The problem: Examine the entries and show every line in which the word "JSON" is found.
Segment Start: Data for this exercise
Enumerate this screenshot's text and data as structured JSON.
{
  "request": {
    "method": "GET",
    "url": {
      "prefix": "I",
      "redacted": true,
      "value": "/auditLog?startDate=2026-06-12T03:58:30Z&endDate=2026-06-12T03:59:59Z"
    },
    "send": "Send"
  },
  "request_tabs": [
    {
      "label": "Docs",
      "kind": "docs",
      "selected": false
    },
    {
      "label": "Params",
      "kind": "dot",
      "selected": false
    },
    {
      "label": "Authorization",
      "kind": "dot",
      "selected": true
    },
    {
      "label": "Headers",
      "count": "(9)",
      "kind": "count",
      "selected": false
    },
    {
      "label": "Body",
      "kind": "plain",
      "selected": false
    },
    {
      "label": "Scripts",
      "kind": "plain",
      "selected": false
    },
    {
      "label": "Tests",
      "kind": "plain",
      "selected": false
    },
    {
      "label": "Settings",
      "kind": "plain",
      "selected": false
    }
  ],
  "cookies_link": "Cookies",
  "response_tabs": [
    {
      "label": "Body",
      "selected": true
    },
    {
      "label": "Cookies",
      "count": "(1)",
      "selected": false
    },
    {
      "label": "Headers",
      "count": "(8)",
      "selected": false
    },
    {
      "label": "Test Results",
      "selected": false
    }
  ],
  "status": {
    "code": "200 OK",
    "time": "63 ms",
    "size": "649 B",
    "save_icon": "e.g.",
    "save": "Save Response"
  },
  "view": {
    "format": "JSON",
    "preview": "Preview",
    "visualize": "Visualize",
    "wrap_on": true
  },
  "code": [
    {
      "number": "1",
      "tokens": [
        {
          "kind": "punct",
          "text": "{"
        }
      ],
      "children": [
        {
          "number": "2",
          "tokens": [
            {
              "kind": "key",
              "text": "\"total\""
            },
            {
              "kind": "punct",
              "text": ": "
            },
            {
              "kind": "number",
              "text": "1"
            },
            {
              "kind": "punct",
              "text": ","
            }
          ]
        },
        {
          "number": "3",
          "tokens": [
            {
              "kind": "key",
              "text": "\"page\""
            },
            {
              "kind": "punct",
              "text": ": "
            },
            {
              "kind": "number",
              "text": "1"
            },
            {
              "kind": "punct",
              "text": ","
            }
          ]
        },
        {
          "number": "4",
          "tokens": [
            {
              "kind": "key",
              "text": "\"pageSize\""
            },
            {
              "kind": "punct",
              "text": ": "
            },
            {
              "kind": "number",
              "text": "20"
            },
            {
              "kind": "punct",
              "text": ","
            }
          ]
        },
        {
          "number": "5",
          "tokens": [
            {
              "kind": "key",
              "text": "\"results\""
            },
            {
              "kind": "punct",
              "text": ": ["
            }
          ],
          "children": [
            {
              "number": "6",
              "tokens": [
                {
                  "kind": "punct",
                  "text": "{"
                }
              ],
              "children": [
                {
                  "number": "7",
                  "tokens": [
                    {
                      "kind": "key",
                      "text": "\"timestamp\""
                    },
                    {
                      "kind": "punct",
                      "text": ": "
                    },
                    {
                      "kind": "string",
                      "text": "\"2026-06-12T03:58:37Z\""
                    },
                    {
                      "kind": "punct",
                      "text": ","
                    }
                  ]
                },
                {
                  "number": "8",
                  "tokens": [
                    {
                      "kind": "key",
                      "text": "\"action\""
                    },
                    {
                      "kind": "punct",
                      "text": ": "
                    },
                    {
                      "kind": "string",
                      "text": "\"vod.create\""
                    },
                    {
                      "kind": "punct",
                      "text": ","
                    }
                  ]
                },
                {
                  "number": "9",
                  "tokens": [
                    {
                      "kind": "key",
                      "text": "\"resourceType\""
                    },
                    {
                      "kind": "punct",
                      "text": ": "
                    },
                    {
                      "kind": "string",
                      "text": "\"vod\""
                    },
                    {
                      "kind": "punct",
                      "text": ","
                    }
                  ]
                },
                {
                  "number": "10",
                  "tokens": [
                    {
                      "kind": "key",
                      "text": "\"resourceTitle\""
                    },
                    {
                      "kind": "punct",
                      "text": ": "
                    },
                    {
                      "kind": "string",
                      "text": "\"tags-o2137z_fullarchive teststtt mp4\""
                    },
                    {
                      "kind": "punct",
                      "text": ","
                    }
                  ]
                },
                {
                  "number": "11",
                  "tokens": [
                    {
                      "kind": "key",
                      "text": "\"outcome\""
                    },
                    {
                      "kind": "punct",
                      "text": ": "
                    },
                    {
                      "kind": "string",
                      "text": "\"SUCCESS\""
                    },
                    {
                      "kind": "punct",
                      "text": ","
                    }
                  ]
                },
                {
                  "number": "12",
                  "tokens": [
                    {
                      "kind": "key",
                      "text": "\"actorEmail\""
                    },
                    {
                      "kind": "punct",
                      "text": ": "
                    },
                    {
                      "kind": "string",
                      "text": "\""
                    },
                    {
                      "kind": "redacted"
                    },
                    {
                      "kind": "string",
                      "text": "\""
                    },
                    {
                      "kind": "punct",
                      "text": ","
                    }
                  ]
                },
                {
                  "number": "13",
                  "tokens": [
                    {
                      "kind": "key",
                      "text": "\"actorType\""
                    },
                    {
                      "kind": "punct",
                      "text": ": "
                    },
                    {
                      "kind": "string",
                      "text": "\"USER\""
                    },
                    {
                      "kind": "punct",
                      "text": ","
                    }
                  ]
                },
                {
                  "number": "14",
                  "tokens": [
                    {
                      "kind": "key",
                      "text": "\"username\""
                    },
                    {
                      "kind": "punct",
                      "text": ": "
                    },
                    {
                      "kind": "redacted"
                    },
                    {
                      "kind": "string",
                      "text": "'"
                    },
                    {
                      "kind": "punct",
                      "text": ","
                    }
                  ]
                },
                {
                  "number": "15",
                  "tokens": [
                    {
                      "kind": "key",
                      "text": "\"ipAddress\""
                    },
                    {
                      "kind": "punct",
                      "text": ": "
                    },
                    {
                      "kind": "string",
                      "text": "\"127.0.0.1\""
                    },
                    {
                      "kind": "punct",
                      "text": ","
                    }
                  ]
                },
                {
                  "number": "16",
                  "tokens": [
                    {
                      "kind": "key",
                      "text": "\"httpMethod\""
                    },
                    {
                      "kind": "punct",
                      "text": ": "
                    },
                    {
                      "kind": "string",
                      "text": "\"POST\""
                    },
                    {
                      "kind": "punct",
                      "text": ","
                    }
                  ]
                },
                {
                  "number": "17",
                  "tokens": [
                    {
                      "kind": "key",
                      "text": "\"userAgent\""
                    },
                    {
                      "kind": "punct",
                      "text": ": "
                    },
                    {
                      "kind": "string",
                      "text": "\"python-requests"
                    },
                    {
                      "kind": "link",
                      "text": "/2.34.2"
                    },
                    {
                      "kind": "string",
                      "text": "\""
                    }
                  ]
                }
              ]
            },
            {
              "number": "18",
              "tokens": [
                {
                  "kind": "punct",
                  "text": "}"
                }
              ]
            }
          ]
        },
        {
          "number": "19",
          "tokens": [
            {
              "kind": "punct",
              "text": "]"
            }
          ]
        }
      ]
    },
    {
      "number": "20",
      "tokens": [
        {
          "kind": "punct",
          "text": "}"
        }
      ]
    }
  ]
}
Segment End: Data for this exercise
Worked solution:
Enumerate this screenshot's text and data as structured JSON.
    "format": "JSON",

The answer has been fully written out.